The Coronavirus Unveiled: Microscopic Images of SARS-CoV-2 | The New York Times

These beautiful visualizations of the coronavirus include a movie of protein-RNA condensates made in the laboratory of MBL Fellow Amy Gladfelter of University of North Carolina, Chapel Hill. By Carl Zimmer

In February, as the new coronavirus swept across China and shut down entire cities, a scientist named Sai Li set out to paint its portrait.

At the time, the best pictures anyone had managed to take were low-resolution images, in which the virus looked like a barely discernible smudge.

Dr. Li, a structural biologist at Tsinghua University in Beijing, joined forces with virologists who were rearing the virus in a biosafety lab in the city of Hangzhou. Those researchers doused the viruses with chemicals to render them harmless and then sent them to Dr. Li.

Dr. Li and his colleagues then concentrated the virus-laden fluid from a quart down to a single drop. He could only hope that they had done everything just right, so that the weeks of work to produce that drop would not have been a waste.

“At the time, you don’t know what’s inside,” Dr. Li said. “It’s just liquid, right?” Read more ...

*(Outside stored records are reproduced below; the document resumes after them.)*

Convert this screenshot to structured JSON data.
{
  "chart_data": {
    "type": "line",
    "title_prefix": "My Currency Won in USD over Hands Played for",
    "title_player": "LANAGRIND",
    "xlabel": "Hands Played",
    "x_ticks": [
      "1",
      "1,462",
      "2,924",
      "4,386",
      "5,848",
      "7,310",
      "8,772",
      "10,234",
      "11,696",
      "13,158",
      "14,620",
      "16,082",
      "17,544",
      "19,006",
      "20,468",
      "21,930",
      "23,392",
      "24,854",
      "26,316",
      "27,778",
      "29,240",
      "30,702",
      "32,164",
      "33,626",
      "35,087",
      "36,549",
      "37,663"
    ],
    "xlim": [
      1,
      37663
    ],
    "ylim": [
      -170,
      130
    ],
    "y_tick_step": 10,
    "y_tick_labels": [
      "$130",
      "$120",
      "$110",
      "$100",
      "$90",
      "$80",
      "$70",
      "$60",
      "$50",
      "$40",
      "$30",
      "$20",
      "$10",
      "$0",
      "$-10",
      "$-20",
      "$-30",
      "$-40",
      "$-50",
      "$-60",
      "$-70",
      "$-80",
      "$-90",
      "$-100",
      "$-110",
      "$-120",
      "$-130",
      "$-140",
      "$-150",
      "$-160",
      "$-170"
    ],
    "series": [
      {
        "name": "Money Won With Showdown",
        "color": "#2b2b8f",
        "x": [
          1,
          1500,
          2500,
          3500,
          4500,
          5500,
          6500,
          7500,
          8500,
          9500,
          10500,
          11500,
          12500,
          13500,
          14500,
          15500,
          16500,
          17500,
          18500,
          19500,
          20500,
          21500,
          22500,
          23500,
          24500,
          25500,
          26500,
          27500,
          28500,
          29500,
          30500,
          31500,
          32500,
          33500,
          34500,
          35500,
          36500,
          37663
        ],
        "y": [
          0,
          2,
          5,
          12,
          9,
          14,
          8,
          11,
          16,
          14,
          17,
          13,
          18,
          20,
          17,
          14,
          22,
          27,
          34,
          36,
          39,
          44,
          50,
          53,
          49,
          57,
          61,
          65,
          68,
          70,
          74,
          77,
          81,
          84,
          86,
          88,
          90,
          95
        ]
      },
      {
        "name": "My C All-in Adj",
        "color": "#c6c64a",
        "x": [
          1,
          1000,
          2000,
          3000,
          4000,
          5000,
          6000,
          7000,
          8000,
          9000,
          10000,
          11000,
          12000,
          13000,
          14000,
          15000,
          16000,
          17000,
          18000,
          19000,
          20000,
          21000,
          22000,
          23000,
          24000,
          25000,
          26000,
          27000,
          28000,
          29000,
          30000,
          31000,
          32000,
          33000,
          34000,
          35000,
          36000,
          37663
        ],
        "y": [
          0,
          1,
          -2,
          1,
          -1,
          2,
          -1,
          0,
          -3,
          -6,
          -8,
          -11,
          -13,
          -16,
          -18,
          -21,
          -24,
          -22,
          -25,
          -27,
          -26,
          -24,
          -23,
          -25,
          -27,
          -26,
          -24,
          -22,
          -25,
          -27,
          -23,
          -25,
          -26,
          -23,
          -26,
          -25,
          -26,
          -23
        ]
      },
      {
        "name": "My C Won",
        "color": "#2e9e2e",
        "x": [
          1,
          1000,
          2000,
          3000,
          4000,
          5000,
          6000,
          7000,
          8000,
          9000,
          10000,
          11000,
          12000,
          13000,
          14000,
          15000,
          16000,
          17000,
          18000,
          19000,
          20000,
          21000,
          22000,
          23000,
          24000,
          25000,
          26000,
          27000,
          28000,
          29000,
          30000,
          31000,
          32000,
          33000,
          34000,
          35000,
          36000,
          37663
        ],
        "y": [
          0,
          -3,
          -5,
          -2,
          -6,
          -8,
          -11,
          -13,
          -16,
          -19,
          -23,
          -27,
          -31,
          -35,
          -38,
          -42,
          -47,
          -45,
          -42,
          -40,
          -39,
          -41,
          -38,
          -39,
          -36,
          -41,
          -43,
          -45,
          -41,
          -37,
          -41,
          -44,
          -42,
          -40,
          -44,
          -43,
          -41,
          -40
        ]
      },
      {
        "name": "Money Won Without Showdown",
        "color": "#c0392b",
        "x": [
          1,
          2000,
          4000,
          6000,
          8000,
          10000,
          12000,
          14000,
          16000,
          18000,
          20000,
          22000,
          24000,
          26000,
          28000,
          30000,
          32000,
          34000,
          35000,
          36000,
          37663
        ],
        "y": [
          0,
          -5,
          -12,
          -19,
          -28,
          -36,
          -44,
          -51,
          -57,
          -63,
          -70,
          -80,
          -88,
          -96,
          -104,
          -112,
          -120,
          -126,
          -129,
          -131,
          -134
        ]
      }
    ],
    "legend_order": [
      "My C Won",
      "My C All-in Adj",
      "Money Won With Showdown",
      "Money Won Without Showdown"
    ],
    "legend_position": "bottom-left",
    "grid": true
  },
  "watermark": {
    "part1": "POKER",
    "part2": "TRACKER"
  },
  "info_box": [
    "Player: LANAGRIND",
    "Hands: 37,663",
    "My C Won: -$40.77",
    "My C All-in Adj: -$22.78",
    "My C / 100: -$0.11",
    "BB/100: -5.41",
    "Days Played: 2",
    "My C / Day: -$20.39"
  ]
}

Photo: The coronavirus enters human cells by latching on to an ACE2 receptor, in yellow. Lorenzo Casalino, Amaro Lab, U.C. San Diego. Source: The Coronavirus Unveiled: Microscopic Images of SARS-CoV-2 – The New York Times